“It wasn’t worth bringing them in here and injuring them or risking injury,” Saleh said of the Jets’ draft picks. “Let them go off to the side, let’s get a great weekend of work in for them. And it also gives us a better chance to get eyes on the tryout guys rather than the entire organization being fixed on the new draft picks. ”
After all, there will be plenty of time for that. And the whole franchise – and their fans – will be watching soon.
Dan Ventrelle out as Raiders team president
Las Vegas Raiders team president Dan Ventrelle has left the organization less than a year after taking over the job.
Owner Mark Davis announced in a statement Friday that Ventrelle “is no longer with the Raiders organization” but divulged no details around the decision.
Ventrelle took over as team president on an interim basis last July after Marc Badain resigned. Ventrelle was promoted to the full-time role after the season ended in January.
Ventrelle and Badain played key roles in the Raiders’ move from Oakland, California, to Las Vegas but both are gone before the team starts its third season in Nevada.
Ventrelle is the latest in a string of high-ranking business executives to leave the team in the past year. Chief Financial Officer Ed Villanueva and controller Araxie Grant left with Badain over the summer in what Davis later called an issue of “accounting irregularities.”

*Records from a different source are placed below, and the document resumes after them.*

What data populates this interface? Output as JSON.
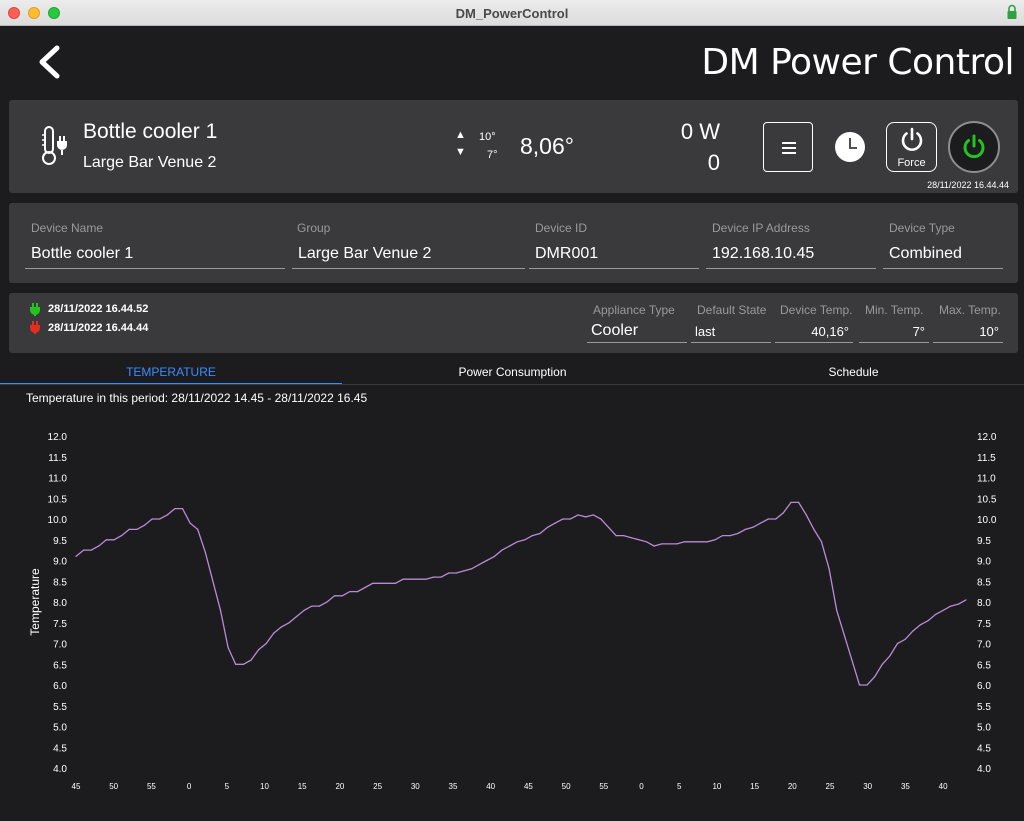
{
  "window": {
    "title": "DM_PowerControl"
  },
  "header": {
    "title": "DM Power Control"
  },
  "device": {
    "name": "Bottle cooler 1",
    "group": "Large Bar Venue 2",
    "temp_max": "10°",
    "temp_min": "7°",
    "current_temp": "8,06°",
    "power": "0 W",
    "power_count": "0",
    "force_label": "Force",
    "timestamp": "28/11/2022 16.44.44"
  },
  "fields": [
    {
      "label": "Device Name",
      "value": "Bottle cooler 1"
    },
    {
      "label": "Group",
      "value": "Large Bar Venue 2"
    },
    {
      "label": "Device ID",
      "value": "DMR001"
    },
    {
      "label": "Device IP Address",
      "value": "192.168.10.45"
    },
    {
      "label": "Device Type",
      "value": "Combined"
    }
  ],
  "status": {
    "on_time": "28/11/2022 16.44.52",
    "off_time": "28/11/2022 16.44.44",
    "appliance_type_label": "Appliance Type",
    "appliance_type": "Cooler",
    "default_state_label": "Default State",
    "default_state": "last",
    "device_temp_label": "Device Temp.",
    "device_temp": "40,16°",
    "min_temp_label": "Min. Temp.",
    "min_temp": "7°",
    "max_temp_label": "Max. Temp.",
    "max_temp": "10°"
  },
  "tabs": [
    {
      "label": "TEMPERATURE",
      "active": true
    },
    {
      "label": "Power Consumption",
      "active": false
    },
    {
      "label": "Schedule",
      "active": false
    }
  ],
  "period_text": "Temperature in this period: 28/11/2022 14.45 - 28/11/2022 16.45",
  "colors": {
    "accent": "#3a8dfe",
    "line": "#b98ad6",
    "on": "#22c41f",
    "off": "#e52d1d"
  },
  "chart_data": {
    "type": "line",
    "ylabel": "Temperature",
    "ylim": [
      4.0,
      12.0
    ],
    "yticks": [
      "12.0",
      "11.5",
      "11.0",
      "10.5",
      "10.0",
      "9.5",
      "9.0",
      "8.5",
      "8.0",
      "7.5",
      "7.0",
      "6.5",
      "6.0",
      "5.5",
      "5.0",
      "4.5",
      "4.0"
    ],
    "xticks": [
      "45",
      "50",
      "55",
      "0",
      "5",
      "10",
      "15",
      "20",
      "25",
      "30",
      "35",
      "40",
      "45",
      "50",
      "55",
      "0",
      "5",
      "10",
      "15",
      "20",
      "25",
      "30",
      "35",
      "40"
    ],
    "series": [
      {
        "values": [
          9.1,
          9.25,
          9.25,
          9.35,
          9.5,
          9.5,
          9.6,
          9.75,
          9.75,
          9.85,
          10.0,
          10.0,
          10.1,
          10.25,
          10.25,
          9.9,
          9.75,
          9.2,
          8.5,
          7.8,
          6.9,
          6.5,
          6.5,
          6.6,
          6.85,
          7.0,
          7.25,
          7.4,
          7.5,
          7.65,
          7.8,
          7.9,
          7.9,
          8.0,
          8.15,
          8.15,
          8.25,
          8.25,
          8.35,
          8.45,
          8.45,
          8.45,
          8.45,
          8.55,
          8.55,
          8.55,
          8.55,
          8.6,
          8.6,
          8.7,
          8.7,
          8.75,
          8.8,
          8.9,
          9.0,
          9.1,
          9.25,
          9.35,
          9.45,
          9.5,
          9.6,
          9.65,
          9.8,
          9.9,
          10.0,
          10.0,
          10.1,
          10.05,
          10.1,
          10.0,
          9.8,
          9.6,
          9.6,
          9.55,
          9.5,
          9.45,
          9.35,
          9.4,
          9.4,
          9.4,
          9.45,
          9.45,
          9.45,
          9.45,
          9.5,
          9.6,
          9.6,
          9.65,
          9.75,
          9.8,
          9.9,
          10.0,
          10.0,
          10.15,
          10.4,
          10.4,
          10.1,
          9.75,
          9.45,
          8.8,
          7.8,
          7.2,
          6.6,
          6.0,
          6.0,
          6.2,
          6.5,
          6.7,
          7.0,
          7.1,
          7.3,
          7.45,
          7.55,
          7.7,
          7.8,
          7.9,
          7.95,
          8.05
        ]
      }
    ]
  }
}
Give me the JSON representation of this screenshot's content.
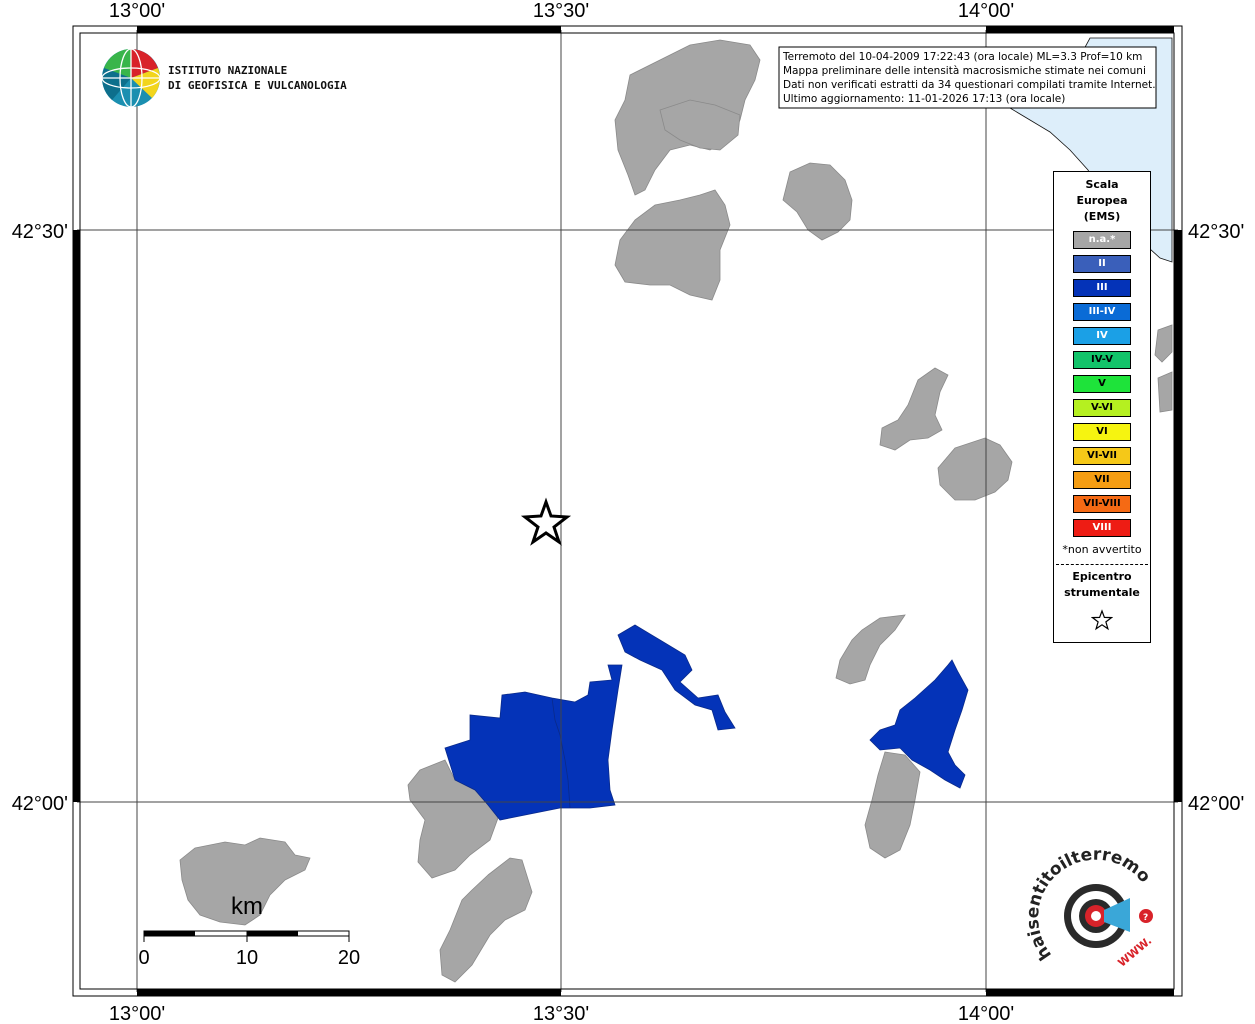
{
  "grid": {
    "top_labels": [
      "13°00'",
      "13°30'",
      "14°00'"
    ],
    "bottom_labels": [
      "13°00'",
      "13°30'",
      "14°00'"
    ],
    "left_labels": [
      "42°30'",
      "42°00'"
    ],
    "right_labels": [
      "42°30'",
      "42°00'"
    ]
  },
  "inset": {
    "lines": [
      "Terremoto del 10-04-2009 17:22:43 (ora locale) ML=3.3 Prof=10 km",
      "Mappa preliminare delle intensità macrosismiche stimate nei comuni",
      "Dati non verificati estratti da 34 questionari compilati tramite Internet.",
      "Ultimo aggiornamento: 11-01-2026 17:13 (ora locale)"
    ]
  },
  "ingv_logo": {
    "line1": "ISTITUTO NAZIONALE",
    "line2": "DI GEOFISICA E VULCANOLOGIA"
  },
  "scalebar": {
    "unit": "km",
    "labels": [
      "0",
      "10",
      "20"
    ]
  },
  "legend": {
    "title_lines": [
      "Scala",
      "Europea",
      "(EMS)"
    ],
    "items": [
      {
        "label": "n.a.*",
        "color": "#a6a6a6",
        "text_color": "#ffffff"
      },
      {
        "label": "II",
        "color": "#3a5fba",
        "text_color": "#ffffff"
      },
      {
        "label": "III",
        "color": "#0433b8",
        "text_color": "#ffffff"
      },
      {
        "label": "III-IV",
        "color": "#0a6bd6",
        "text_color": "#ffffff"
      },
      {
        "label": "IV",
        "color": "#1ba0e6",
        "text_color": "#ffffff"
      },
      {
        "label": "IV-V",
        "color": "#12c46a",
        "text_color": "#000000"
      },
      {
        "label": "V",
        "color": "#1ee33a",
        "text_color": "#000000"
      },
      {
        "label": "V-VI",
        "color": "#b5f020",
        "text_color": "#000000"
      },
      {
        "label": "VI",
        "color": "#f6f410",
        "text_color": "#000000"
      },
      {
        "label": "VI-VII",
        "color": "#f5c818",
        "text_color": "#000000"
      },
      {
        "label": "VII",
        "color": "#f59d12",
        "text_color": "#000000"
      },
      {
        "label": "VII-VIII",
        "color": "#f56a14",
        "text_color": "#000000"
      },
      {
        "label": "VIII",
        "color": "#ee1c14",
        "text_color": "#ffffff"
      }
    ],
    "note": "*non avvertito",
    "epicenter_lines": [
      "Epicentro",
      "strumentale"
    ]
  },
  "hsit_logo": {
    "text": "haisentitoilterremoto.it",
    "www": "WWW."
  },
  "colors": {
    "na": "#a6a6a6",
    "iii": "#0433b8",
    "sea": "#ddeefa",
    "border": "#000000"
  }
}
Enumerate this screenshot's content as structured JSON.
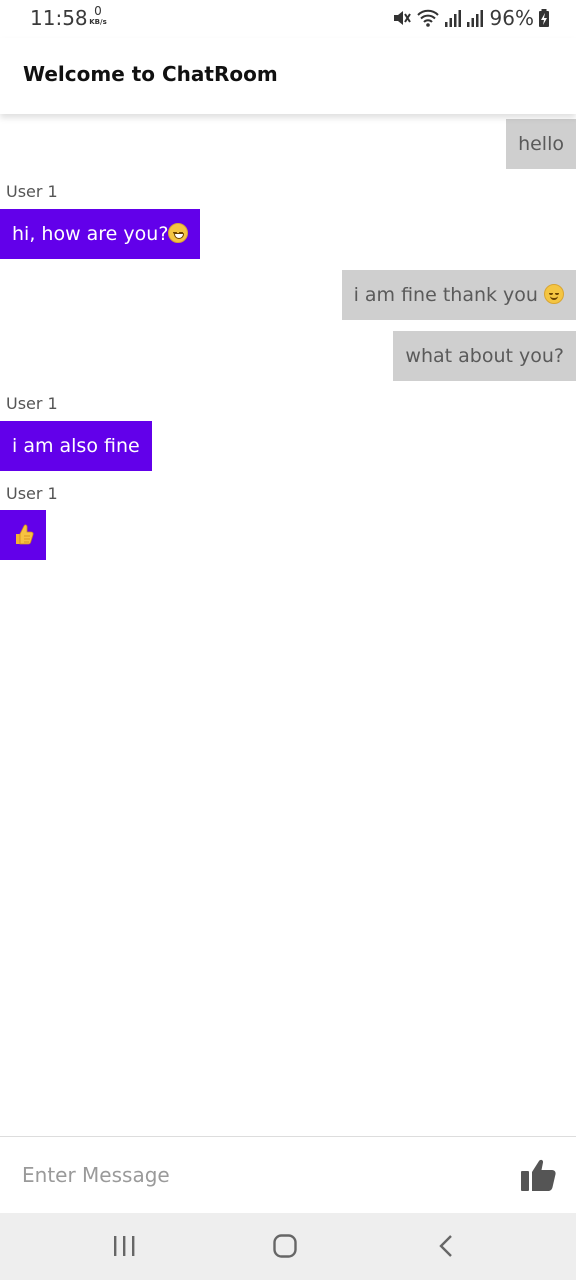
{
  "status_bar": {
    "time": "11:58",
    "net_speed_value": "0",
    "net_speed_unit": "KB/s",
    "battery": "96%"
  },
  "header": {
    "title": "Welcome to ChatRoom"
  },
  "messages": [
    {
      "type": "sent",
      "text": "hello"
    },
    {
      "type": "received",
      "sender": "User 1",
      "text": "hi, how are you?",
      "emoji": "grinning-face-emoji"
    },
    {
      "type": "sent",
      "text": "i am fine thank you ",
      "emoji": "smiling-face-emoji"
    },
    {
      "type": "sent",
      "text": "what about you?"
    },
    {
      "type": "received",
      "sender": "User 1",
      "text": "i am also fine"
    },
    {
      "type": "received",
      "sender": "User 1",
      "text": "",
      "emoji": "thumbs-up-emoji"
    }
  ],
  "composer": {
    "placeholder": "Enter Message",
    "value": "",
    "send_icon": "thumbs-up-icon"
  },
  "nav_bar": {
    "icons": [
      "recent-apps-icon",
      "home-icon",
      "back-icon"
    ]
  },
  "colors": {
    "received_bubble": "#6200ea",
    "sent_bubble": "#cfcfcf",
    "sent_text": "#5a5a5a"
  }
}
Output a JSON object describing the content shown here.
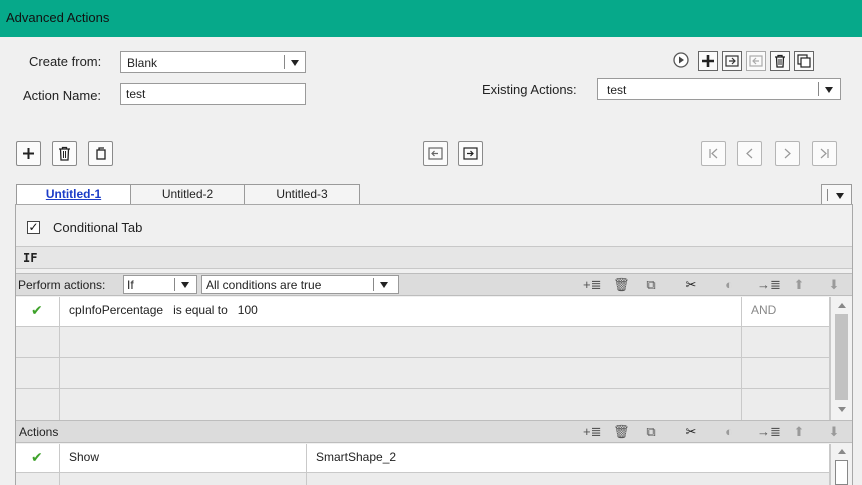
{
  "window": {
    "title": "Advanced Actions"
  },
  "form": {
    "create_from_label": "Create from:",
    "create_from_value": "Blank",
    "action_name_label": "Action Name:",
    "action_name_value": "test",
    "existing_actions_label": "Existing Actions:",
    "existing_actions_value": "test"
  },
  "top_icons": [
    "play-icon",
    "add-icon",
    "import-icon",
    "export-icon",
    "delete-icon",
    "duplicate-icon"
  ],
  "left_toolbar": {
    "add": "+",
    "delete": "🗑",
    "duplicate": "⧉"
  },
  "nav_buttons": [
    "first",
    "previous",
    "next",
    "last"
  ],
  "tabs": [
    {
      "label": "Untitled-1",
      "active": true
    },
    {
      "label": "Untitled-2",
      "active": false
    },
    {
      "label": "Untitled-3",
      "active": false
    }
  ],
  "conditional_tab": {
    "label": "Conditional Tab",
    "checked": true,
    "check": "✓"
  },
  "if_label": "IF",
  "perform": {
    "label": "Perform actions:",
    "mode_value": "If",
    "condition_value": "All conditions are true"
  },
  "conditions": [
    {
      "check": "✔",
      "text": "cpInfoPercentage   is equal to   100",
      "op": "AND"
    },
    {
      "check": "",
      "text": "",
      "op": ""
    },
    {
      "check": "",
      "text": "",
      "op": ""
    },
    {
      "check": "",
      "text": "",
      "op": ""
    }
  ],
  "actions_label": "Actions",
  "actions": [
    {
      "check": "✔",
      "action": "Show",
      "target": "SmartShape_2"
    }
  ],
  "toolbar_icons": {
    "add": "+≣",
    "delete": "🗑",
    "copy": "⧉",
    "cut": "✂",
    "paste": "◐",
    "insert": "→≣",
    "up": "⬆",
    "down": "⬇"
  }
}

Three other senior vice presidents have also left the team in the past year: Tom Blanda, Mark Shearer and Brandon Doll.
The Las Vegas Review-Journal reported Thursday that chief operations and analytics officer Jeremy Aguero resigned after seven months.
The Raiders have also undergone significant changes on the football side of the organization with coach Jon Gruden resigning last October following the publication of offensive emails he sent before taking the job. General manager Mike Mayock was fired after the season.
Despite the turmoil, the Raiders made the playoffs last season for the second time in 19 seasons. Davis solidified the football operations department by hiring Josh McDaniels as head coach and Dave Ziegler as general manager.
Ventrelle joined the Raiders in 2003 and worked his way up to general counsel and executive vice president before taking over as president.